More computers are hacked in China than anywhere else in the world, a new report from security firm McAfee revealed.
In the last three months of 2009, about 1,095,000 computers in China were hacked, and 1,057,000 in the United States – this on top of the 10 million or so machines already infected in each country. An estimated $1 trillion in intellectual property was stolen worldwide in 2008 through hacking, McAfee estimated.
In China, hacked computers often are clustered into "botnets," a.k.a. battalions of corrupted computers commandeered to attack websites and spew spam. The growing presence of botnets is yet another sign of network insecurity – already a huge concern for both business and government. The news comes just after China closed down Black Hawk Safety Net, the country's biggest training website for hackers. The site signed up some 12,000 paying subscribers, providing them with both primers for cyberattack and Trojan software, which hackers use to illegally control computers. The report also comes after Secretary of State Hillary Rodham Clinton's historic Jan. 21 speech on Internet freedom, where she announced: "An attack on one nation's networks can be an attack on all."
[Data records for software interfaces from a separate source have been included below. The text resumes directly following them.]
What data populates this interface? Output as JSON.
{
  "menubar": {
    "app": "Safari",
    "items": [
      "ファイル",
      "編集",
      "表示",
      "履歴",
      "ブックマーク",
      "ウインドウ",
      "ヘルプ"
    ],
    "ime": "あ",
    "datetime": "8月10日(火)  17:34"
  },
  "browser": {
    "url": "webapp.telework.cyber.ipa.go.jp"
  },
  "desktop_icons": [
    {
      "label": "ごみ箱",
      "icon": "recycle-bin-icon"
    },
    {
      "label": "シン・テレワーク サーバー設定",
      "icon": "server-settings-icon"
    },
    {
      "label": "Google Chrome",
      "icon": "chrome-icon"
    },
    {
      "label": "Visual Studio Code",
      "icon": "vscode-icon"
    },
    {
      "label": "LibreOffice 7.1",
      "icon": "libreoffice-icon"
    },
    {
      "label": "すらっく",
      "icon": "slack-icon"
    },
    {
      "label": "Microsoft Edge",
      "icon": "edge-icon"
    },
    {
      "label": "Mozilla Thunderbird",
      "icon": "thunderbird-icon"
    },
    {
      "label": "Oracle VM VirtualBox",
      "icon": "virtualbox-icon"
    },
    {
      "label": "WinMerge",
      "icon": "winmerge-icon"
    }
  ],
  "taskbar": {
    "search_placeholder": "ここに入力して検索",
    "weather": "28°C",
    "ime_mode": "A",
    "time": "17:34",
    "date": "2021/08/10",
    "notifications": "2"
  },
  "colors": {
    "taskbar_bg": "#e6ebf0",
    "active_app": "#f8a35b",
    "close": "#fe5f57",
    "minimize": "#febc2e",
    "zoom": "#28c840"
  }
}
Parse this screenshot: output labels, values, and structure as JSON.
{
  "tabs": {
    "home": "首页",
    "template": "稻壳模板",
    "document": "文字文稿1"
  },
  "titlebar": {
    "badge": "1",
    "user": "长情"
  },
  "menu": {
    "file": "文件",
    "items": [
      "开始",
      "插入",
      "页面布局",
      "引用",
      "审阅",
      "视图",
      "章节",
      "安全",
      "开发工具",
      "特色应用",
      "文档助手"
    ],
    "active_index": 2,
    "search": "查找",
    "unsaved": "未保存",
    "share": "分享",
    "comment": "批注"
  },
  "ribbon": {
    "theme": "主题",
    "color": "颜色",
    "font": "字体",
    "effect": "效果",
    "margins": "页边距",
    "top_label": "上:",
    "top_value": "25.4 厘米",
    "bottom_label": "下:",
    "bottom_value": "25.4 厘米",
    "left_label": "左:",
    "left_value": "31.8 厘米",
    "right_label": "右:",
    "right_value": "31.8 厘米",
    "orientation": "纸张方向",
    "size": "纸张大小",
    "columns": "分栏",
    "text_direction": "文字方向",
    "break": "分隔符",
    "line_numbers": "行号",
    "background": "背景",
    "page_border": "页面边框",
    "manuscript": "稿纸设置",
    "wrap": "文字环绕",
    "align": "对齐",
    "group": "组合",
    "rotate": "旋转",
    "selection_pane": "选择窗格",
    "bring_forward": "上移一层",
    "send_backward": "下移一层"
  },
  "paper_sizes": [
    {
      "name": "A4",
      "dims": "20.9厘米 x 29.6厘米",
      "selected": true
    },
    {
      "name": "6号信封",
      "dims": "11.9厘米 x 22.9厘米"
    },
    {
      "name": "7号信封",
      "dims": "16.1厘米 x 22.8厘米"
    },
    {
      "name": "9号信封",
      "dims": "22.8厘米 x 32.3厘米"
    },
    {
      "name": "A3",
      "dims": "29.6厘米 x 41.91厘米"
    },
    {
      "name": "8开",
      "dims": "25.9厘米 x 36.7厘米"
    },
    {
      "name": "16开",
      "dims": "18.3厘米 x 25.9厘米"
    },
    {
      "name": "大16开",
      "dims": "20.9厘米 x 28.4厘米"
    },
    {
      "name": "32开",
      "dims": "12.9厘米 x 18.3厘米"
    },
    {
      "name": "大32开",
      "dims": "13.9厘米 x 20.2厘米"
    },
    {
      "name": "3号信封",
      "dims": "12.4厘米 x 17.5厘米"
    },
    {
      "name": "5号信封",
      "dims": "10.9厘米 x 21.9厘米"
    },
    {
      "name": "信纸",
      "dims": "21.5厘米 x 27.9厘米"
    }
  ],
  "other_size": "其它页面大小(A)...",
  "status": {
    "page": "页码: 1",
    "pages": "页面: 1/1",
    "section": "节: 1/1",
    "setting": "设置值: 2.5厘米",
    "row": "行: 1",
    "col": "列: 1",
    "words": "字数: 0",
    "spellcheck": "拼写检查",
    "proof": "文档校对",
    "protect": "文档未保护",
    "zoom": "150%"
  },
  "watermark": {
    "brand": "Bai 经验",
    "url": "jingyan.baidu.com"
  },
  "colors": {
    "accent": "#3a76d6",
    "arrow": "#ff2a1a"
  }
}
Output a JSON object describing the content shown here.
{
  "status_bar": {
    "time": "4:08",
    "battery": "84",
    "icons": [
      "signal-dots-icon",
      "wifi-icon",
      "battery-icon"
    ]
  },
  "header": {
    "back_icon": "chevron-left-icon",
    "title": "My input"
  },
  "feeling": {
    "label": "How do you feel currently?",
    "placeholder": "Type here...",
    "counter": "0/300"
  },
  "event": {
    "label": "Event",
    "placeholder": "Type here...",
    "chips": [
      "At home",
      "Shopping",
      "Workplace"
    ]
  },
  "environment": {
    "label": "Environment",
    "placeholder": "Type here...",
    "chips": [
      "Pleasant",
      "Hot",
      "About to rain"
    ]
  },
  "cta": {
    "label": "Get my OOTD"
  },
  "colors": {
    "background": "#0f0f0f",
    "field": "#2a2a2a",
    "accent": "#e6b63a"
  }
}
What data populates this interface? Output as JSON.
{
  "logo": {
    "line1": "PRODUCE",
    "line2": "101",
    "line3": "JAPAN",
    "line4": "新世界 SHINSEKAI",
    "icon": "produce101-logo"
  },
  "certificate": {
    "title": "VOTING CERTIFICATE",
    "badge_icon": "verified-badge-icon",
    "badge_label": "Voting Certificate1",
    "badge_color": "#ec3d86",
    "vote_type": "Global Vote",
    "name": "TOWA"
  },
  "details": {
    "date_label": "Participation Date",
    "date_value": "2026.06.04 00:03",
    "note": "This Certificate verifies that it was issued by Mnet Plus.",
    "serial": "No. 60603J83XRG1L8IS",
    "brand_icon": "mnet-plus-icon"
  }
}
China produced 12 percent of the world's botnet "zombies," as they're called. The U.S. was second on the list with 9.5 percent – down from the top spot (and 13.1 percent) in the previous quarter. The rest of the top five: Brazil, Russia, and Germany.
It's not necessarily the Chinese themselves who are causing the problems. "Just because the attacks original from China doesn't mean the people behind the attacks are Chinese or even physically in China," Gideon Lenkey, founder of protection company Ra Security, told Internetevolution.com. "China's Internet is very closed off from the rest of the Internet so it's a great position to attack from."
Other findings from the report:
• A drop in spam: Levels dropped from a record 175 billion a day in the third quarter of 2009 to 135 billion, a 24 percent decline. Don't get too excited – the "overall historical trend still points upward," said the report. "Compared with the fourth quarter of 2008, volume is up 35 percent." For the record, there were about 135.5 billion spam emails sent every day in 2009, compared with 122 billion a day in 2008 and 76.5 billion a day in 2007. The U.S. is the world leader in spam production, but Brazil and India are fast catching up.
• Malware threats are on the rise, nearly doubling over the year. It was a "transformative and evolutionary year for computer threats," the report said, with portable storage devices becoming a very popular target. This is partly because the hardware is so popular, but also because so many PCs use the Windows autorun feature – meaning no user action is required to become infected.
• Last year saw an increase in bogus antivirus software that convinces web users their PC is infected and asks them to pay for equally bogus security software. Thanks to the growing popularity of Adobe applications, there also was a rise in attempts to exploit vulnerabilities in Flash and Acrobat reader.
Last month a report from McAfee and the Ce
nter for Strategic and International Studies revealed a growing threat of cyberattack, with widespread attacks on critical systems.
Inc. contributing editor COURTNEY RUBIN was for five years a London-based staff writer for People magazine. Rubin, a former senior writer for Washingtonian magazine, has written for the New York Times magazine, Time, Marie Claire, and other publications. She is the author of The Weight-Loss Diaries.